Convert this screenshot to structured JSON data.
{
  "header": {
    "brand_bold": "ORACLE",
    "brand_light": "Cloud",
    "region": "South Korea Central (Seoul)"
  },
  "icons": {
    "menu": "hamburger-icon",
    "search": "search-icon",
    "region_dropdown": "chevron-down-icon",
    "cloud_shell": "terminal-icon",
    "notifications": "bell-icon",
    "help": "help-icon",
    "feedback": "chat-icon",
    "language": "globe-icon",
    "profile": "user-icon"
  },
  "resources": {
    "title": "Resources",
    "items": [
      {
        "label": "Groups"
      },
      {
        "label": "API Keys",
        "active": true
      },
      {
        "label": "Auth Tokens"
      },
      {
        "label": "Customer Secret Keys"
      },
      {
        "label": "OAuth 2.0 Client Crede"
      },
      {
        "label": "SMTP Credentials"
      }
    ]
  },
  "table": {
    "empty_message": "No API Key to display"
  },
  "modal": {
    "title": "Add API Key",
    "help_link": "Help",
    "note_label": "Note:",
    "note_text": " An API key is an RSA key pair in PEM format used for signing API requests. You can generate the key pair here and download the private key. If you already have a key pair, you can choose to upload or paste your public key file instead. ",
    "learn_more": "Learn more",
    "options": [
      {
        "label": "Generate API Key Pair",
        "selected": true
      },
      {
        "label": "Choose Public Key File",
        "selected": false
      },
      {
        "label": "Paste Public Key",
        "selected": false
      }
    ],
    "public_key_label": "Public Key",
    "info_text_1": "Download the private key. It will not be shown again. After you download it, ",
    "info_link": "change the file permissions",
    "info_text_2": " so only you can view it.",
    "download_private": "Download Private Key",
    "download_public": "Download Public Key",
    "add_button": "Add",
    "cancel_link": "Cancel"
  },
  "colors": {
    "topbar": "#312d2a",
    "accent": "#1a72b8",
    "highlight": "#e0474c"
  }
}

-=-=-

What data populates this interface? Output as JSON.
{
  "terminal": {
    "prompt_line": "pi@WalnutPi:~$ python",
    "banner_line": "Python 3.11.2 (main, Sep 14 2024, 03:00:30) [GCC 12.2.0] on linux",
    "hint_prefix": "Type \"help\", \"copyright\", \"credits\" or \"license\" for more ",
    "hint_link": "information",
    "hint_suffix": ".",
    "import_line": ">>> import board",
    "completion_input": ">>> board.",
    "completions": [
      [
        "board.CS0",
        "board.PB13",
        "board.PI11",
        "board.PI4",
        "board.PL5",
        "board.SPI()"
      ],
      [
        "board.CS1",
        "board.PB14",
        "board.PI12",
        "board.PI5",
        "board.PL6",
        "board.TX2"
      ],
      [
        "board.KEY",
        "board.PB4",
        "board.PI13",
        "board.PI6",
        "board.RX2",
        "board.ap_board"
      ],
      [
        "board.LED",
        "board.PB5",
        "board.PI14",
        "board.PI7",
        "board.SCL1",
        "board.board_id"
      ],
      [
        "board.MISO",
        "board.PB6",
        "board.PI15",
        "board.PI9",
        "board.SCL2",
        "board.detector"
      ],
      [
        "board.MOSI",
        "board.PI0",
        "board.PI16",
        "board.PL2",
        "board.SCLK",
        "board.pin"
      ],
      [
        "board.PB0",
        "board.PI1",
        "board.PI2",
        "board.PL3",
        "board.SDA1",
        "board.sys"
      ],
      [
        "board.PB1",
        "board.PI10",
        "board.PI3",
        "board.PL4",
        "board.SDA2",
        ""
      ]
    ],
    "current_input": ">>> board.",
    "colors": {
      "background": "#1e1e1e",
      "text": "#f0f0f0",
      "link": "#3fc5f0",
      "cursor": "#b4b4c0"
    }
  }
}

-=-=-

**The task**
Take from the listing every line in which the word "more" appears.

**Completed task**
    "learn_more": "Learn more",
    "hint_prefix": "Type \"help\", \"copyright\", \"credits\" or \"license\" for more ",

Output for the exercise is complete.